CB: It’s about the four of us getting together and having our annual holiday sleep-over.

What can people expect from your live show? Will there be reindeers? Fake
snow?
CB: They can expect gifts galore in beautiful wrapping paper, a visit from Santa and Travis will be up to his old tricks.

If you weren't playing Christmas jams, what would you be doing?
CB: Ringing my Salvation Army bell, making intricate ornaments and figurines and James would be back at his old elf gig.

Do you expect coal in your stocking this year?
CB: I expect everything that I deserve in my stocking this year.

Who do you think in the band ended up on the naughty list this year?
CB: That is between James and Santa.

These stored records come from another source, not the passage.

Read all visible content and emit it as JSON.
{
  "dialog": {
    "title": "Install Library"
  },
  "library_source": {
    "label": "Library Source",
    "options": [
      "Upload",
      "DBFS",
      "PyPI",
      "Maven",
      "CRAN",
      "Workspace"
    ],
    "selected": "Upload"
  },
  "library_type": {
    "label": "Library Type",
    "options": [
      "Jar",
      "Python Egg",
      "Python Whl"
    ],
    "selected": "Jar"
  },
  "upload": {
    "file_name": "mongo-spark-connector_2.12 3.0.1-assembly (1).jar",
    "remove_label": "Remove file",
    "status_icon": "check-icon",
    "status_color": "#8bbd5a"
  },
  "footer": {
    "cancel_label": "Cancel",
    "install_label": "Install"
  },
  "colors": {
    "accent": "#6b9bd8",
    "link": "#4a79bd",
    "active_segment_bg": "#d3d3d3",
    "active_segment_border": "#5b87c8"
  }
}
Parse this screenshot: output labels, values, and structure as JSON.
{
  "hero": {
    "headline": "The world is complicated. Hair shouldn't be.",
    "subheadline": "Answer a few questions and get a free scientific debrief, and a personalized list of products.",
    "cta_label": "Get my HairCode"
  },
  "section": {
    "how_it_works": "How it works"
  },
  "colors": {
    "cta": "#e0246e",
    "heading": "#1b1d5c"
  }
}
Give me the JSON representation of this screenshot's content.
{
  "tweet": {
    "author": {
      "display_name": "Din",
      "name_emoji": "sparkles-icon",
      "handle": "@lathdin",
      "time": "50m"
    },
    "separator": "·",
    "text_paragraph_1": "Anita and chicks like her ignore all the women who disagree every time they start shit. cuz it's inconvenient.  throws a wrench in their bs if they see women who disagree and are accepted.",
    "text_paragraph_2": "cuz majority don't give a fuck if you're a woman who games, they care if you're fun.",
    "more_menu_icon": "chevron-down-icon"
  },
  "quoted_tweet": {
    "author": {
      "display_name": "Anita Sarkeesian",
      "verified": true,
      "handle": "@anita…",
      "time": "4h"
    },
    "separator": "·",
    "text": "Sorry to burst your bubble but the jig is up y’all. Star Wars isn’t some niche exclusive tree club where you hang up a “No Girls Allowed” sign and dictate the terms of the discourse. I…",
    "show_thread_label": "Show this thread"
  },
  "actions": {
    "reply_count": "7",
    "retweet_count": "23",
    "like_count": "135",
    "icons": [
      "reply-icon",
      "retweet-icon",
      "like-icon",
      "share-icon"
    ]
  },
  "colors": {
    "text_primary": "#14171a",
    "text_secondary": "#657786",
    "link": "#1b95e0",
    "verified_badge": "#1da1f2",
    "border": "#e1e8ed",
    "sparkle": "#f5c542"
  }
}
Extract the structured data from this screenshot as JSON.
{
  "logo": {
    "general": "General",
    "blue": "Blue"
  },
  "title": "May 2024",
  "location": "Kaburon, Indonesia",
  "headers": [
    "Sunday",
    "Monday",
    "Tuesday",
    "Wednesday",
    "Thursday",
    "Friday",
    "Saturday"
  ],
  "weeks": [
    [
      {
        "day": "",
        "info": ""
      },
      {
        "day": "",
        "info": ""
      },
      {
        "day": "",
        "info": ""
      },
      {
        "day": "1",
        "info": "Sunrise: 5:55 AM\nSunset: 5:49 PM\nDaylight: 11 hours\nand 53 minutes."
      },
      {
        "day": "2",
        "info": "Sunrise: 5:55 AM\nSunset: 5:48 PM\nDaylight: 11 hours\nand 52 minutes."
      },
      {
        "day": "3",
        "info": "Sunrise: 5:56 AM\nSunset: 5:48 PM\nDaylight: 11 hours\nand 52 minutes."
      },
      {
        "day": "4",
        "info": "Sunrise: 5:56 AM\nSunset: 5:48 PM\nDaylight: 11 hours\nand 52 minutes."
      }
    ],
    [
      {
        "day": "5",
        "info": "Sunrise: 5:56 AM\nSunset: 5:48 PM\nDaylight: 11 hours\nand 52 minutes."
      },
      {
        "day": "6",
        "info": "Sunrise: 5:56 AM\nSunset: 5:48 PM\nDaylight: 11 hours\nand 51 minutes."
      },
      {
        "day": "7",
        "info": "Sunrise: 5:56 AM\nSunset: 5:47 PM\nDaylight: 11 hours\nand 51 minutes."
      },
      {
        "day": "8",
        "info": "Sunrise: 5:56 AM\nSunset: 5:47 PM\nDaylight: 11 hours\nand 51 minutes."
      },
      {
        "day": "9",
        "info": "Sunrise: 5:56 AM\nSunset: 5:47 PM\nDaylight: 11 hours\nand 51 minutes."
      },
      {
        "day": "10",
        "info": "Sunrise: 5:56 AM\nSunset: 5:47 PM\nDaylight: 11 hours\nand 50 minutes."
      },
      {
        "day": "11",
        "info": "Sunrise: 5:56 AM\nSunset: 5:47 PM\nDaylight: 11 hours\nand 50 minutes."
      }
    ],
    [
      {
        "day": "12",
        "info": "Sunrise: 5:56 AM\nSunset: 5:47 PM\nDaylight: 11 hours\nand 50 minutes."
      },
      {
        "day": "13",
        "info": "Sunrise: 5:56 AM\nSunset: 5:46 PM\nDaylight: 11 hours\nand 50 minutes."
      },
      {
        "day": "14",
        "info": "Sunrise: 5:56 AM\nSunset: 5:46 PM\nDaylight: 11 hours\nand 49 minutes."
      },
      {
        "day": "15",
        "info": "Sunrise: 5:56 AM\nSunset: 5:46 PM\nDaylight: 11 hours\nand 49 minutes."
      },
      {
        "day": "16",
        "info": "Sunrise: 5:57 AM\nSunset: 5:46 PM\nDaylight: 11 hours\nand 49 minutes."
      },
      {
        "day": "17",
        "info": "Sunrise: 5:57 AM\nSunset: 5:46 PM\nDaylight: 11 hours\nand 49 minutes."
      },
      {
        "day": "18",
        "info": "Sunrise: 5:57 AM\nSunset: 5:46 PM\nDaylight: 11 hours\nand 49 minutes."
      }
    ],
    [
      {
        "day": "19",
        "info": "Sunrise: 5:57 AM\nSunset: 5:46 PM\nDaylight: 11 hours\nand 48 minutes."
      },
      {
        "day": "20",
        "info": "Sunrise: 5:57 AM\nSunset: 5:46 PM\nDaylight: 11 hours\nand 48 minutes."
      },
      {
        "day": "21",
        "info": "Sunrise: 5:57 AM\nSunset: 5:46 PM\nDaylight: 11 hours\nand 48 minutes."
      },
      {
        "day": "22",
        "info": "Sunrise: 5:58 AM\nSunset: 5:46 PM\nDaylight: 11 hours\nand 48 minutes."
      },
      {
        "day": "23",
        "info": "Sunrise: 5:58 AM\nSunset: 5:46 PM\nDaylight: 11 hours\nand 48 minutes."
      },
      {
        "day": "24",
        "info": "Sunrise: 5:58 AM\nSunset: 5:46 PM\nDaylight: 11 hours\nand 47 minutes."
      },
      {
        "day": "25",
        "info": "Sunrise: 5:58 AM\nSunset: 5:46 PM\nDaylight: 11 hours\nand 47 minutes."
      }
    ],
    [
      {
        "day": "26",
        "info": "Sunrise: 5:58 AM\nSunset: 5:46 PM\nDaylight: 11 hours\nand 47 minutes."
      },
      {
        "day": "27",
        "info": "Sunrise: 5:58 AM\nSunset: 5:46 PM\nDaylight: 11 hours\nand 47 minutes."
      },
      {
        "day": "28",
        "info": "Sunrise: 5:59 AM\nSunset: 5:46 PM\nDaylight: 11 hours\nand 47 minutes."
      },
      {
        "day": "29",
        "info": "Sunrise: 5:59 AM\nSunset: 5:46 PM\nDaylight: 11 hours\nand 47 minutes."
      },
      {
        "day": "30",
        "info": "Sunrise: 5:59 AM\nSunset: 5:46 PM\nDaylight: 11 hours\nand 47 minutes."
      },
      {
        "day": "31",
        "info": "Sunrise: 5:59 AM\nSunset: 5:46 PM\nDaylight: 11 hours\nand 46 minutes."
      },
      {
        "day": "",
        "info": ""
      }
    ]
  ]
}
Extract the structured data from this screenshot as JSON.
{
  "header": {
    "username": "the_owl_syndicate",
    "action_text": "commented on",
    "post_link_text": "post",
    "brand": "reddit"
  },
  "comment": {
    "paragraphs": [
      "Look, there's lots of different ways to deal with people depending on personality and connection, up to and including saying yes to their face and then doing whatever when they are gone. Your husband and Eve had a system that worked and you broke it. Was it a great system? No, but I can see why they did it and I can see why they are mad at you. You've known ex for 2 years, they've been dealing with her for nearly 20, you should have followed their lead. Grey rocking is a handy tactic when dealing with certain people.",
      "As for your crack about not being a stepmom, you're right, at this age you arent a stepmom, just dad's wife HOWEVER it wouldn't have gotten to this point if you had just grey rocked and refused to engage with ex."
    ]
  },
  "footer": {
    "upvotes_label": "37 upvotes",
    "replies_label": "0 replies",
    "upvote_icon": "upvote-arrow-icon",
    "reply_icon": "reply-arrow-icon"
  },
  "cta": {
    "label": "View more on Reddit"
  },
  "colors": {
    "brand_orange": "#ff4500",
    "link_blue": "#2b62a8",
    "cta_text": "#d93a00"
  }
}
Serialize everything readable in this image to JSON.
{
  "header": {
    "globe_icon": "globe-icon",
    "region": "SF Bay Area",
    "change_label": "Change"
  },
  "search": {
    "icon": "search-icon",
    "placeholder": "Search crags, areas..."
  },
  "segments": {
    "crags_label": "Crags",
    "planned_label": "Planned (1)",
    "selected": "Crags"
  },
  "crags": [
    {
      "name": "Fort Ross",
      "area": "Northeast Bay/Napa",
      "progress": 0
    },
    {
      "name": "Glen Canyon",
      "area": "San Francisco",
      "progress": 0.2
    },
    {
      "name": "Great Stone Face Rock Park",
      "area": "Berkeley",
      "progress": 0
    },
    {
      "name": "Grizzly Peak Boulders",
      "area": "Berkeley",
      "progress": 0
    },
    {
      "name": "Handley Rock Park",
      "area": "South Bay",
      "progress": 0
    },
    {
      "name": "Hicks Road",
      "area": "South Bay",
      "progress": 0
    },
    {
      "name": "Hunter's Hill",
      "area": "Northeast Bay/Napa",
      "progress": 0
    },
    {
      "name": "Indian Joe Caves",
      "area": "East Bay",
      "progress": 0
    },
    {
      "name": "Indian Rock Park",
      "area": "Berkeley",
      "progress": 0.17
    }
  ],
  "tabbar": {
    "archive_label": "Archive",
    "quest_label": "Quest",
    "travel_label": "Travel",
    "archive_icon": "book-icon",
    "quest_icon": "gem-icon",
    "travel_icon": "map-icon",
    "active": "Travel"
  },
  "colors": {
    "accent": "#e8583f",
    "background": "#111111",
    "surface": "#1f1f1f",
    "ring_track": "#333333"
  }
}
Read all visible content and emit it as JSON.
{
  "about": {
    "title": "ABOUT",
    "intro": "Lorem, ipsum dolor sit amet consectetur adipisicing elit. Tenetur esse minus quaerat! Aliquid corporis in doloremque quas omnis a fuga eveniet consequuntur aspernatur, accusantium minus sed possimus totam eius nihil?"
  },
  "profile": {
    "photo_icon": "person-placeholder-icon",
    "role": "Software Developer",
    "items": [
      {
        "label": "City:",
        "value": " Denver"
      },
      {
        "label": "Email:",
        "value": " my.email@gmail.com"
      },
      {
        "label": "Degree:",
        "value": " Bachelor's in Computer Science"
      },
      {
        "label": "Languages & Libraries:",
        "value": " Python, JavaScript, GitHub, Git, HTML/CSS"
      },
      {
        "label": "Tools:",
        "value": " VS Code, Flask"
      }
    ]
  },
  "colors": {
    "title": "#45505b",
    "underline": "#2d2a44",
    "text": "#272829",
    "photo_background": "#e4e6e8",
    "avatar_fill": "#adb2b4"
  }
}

What can people expect from the Christmas concert this Friday at the Uptown? Will there be other bands spreading holiday cheer?
CB: It’s probably going to be the best Christmas party ever. We are going to be celebrating traditional Christmas and Pagan holidays. Damon and the Heathens will be spreading their Christmas cheer by barking at the moon. And Santa will definitely make an appearance.
 
A Derelict Christmas featuring the Happy Christmas Band
on December 21, Friday, 9 p.m.
The Uptown 1928 Telegraph Ave., Oakland; 510-451-8100